I don’t have any knowledge of Egypt, and won’t comment, but one of the related issues that is back on the table is neoconservative foreign policy. A few years ago I wrote a review-essay on that topic, Goodbye to All That: A Requiem for Neoconservatism, for my school’s international law journal. It reviews two books from that time, Francis Fukuyama’s After the Neocons, and Peter Beinart’s The Good Fight.
Of those two books, Fukuyama’s remains highly relevant – and in retrospect, I believe that, while always impressed by his explanation and critique of neoconservative foreign policy, I was too tough on Fukuyama’s prescriptions for a sort of chastened idealism. Beinart’s book has turned out to be not of lasting value, and in retrospect should have been left as the article that gave rise to it.

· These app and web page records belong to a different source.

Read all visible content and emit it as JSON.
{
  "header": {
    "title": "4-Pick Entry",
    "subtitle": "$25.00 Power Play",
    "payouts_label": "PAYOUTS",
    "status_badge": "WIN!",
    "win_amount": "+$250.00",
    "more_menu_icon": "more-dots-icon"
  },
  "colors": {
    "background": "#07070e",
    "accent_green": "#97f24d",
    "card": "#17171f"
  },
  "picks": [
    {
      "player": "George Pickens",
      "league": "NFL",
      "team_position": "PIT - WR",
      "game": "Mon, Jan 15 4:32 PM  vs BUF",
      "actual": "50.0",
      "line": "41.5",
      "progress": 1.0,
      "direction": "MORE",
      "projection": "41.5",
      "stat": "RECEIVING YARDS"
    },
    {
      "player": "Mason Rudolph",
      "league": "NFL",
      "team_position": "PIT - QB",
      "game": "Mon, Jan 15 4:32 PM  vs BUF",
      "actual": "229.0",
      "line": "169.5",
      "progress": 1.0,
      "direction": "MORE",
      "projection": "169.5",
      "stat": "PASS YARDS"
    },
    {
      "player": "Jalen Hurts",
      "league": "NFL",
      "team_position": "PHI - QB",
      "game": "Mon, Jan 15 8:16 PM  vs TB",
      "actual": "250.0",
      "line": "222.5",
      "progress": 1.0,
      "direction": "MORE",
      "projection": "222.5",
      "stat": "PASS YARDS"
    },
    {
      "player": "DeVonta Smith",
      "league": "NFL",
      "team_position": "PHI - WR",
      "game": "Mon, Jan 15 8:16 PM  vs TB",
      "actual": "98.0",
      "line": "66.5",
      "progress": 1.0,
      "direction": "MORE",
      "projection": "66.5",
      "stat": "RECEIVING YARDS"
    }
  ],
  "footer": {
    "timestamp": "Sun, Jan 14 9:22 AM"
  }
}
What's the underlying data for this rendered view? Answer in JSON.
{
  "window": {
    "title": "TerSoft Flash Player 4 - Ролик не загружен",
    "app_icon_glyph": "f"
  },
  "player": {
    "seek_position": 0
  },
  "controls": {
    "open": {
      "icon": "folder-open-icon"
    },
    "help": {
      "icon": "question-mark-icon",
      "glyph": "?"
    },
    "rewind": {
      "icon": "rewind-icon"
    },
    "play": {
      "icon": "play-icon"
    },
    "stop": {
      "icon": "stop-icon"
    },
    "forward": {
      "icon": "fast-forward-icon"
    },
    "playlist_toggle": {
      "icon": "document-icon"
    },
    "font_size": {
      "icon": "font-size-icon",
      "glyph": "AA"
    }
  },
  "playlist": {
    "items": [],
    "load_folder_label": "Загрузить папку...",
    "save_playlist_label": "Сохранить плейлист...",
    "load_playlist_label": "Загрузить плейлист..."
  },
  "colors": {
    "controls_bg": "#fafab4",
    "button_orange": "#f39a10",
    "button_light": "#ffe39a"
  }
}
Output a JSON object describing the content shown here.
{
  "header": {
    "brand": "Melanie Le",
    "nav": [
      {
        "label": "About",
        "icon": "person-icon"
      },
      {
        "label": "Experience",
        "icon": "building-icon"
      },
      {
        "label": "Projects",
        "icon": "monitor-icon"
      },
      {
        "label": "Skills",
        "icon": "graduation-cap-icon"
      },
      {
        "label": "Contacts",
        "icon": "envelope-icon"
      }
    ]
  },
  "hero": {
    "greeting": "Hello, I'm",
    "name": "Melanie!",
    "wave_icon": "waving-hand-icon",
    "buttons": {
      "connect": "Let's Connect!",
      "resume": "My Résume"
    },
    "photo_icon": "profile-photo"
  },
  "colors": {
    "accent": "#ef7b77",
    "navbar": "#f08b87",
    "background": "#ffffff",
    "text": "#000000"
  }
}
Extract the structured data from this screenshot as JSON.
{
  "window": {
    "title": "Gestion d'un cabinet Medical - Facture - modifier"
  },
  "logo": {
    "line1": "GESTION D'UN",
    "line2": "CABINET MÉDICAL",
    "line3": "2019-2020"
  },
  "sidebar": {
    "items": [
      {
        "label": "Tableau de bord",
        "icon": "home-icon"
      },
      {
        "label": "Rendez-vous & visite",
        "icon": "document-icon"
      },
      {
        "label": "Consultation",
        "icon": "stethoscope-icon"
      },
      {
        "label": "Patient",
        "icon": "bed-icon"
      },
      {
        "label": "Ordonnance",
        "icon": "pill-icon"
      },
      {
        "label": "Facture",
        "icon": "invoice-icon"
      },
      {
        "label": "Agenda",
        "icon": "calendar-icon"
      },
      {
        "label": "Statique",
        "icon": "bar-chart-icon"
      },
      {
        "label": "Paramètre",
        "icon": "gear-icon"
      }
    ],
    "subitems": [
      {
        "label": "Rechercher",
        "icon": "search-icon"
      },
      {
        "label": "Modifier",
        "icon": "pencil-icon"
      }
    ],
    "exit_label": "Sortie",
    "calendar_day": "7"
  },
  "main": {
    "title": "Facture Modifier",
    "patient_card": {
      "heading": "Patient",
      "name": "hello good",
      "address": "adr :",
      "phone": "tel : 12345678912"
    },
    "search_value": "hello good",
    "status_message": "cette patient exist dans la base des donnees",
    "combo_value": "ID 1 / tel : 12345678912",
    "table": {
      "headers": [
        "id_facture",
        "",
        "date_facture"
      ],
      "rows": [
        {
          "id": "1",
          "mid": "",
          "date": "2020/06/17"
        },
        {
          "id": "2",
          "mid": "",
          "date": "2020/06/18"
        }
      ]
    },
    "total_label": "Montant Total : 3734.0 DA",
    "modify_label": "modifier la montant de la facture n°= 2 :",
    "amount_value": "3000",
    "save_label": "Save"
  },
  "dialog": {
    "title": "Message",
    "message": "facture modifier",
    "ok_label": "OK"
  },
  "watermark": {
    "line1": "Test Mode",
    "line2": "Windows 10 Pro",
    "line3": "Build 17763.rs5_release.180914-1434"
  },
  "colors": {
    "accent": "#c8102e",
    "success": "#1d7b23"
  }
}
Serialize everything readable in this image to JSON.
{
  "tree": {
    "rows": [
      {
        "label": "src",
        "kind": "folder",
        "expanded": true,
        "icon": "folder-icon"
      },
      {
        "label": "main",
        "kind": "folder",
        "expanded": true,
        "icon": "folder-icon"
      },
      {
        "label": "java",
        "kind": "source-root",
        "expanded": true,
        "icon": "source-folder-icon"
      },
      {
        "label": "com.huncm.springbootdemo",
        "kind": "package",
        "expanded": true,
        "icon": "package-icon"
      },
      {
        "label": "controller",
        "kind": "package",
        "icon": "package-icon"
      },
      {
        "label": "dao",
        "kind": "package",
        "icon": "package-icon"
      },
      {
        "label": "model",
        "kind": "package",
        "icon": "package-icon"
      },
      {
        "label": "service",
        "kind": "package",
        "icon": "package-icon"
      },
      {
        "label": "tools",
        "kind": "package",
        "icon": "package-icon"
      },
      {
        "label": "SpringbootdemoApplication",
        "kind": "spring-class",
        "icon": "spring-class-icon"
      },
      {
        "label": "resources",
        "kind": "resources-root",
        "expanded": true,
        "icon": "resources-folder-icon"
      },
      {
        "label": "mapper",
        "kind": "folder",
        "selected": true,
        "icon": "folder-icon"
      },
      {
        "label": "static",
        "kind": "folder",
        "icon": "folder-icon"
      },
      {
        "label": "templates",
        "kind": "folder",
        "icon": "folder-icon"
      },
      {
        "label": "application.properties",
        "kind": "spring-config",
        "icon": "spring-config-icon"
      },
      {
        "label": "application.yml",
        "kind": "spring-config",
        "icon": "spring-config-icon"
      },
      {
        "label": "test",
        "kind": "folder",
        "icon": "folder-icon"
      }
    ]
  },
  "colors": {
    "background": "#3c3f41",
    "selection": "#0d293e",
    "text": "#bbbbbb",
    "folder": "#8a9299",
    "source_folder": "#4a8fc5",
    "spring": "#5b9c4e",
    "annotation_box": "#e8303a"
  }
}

But the review-essay, which did not attract much attention when it appeared – partly because people were worn out with the debate, and partly because people don’t read law review articles, especially book reviews – seems to me suddenly relevant again. If only on account of its discussion for how neoconservatism should be defined, its traits and features, and how what we call neocon foreign policy differs so radically from what the term neocon means in the domestic policy context. It is somewhat peculiar, as Fukuyama notes, that while neoconservative domestic policy emerged as a movement that asked about the unintended consequences and incentives created by various government efforts at social engineering – hard headed realism in its aim – neoconservative foreign policy is a distinctive form of idealism.